      Yelp is awful, but people are slow to grasp the negativity surrounding the platform other than small businesses.

    • Joel
      October 2, 2014 at 11:53 pm

      The general chatter around Yelp seems to point to TripAdvisor as a good alternative that does a lot of the same stuff, so I think it's a good idea. TripAdvisor has had some controversies of its own in the past but nothing on the level of Yelp as far as I can tell.

  17. user
    October 1, 2014 at 8:39 pm

    Using Google+ local doesn't require a G+ account.

  18. dragonmouth
    October 1, 2014 at 8:23 pm

    What is the guarantee that the alternative sites you mention are more on the level than Yelp? Maybe they are just not as aggressive and egregious about "fixing" the ratings as Yelp.

  19. dragonmouth
    October 1, 2014 at 3:06 pm

    How can we be sure that any of the alternative rating sites you mention are reliable?
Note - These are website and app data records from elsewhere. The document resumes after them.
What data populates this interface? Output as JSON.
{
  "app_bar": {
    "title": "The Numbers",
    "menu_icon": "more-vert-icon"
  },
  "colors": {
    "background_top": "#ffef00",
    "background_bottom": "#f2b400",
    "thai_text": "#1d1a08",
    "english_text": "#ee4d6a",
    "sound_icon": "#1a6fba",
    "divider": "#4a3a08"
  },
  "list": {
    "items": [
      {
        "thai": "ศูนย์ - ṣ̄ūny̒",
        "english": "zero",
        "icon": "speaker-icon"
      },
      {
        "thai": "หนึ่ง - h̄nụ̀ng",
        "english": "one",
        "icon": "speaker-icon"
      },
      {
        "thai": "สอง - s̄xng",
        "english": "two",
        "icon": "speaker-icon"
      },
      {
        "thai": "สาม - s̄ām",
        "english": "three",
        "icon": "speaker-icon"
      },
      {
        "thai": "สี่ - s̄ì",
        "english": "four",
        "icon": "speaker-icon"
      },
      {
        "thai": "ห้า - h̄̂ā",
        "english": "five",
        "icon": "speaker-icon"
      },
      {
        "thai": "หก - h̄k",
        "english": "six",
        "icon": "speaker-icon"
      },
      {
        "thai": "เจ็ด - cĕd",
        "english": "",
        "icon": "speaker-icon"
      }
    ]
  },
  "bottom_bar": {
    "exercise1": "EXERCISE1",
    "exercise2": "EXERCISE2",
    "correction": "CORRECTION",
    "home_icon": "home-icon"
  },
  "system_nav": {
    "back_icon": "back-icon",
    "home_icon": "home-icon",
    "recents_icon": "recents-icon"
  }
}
Maybe their ratings are fixed as well, just not as aggresively and egregiously as Yelp's. Just because we haven't heard of any shenanigans does not mean there aren't any.

    • Joel
      October 2, 2014 at 11:50 pm

      It's a good question to ask but ultimately a nonsensical one. You could ask the same thing about ANYTHING since the question is basically a restatement of the "argument from ignorance" fallacy: absence of evidence is not necessarily evidence of absence.

      Could the competitors be doing the same? Sure, but until they also start generating tons of anecdotal evidence of foulplay, there's no way to know if they are being shady and there's no reason to suspect it.

    • Farnsworth
      April 20, 2015 at 5:35 pm

      I gave up on Yelp long ago, because they removed my reviews like they were obsessed with me... I found a review on an obscure website and another on chowhound and it occurred to me that we really have to spend time cultivating these alternatives, and not merely go directly to Yelp like Google wants us to.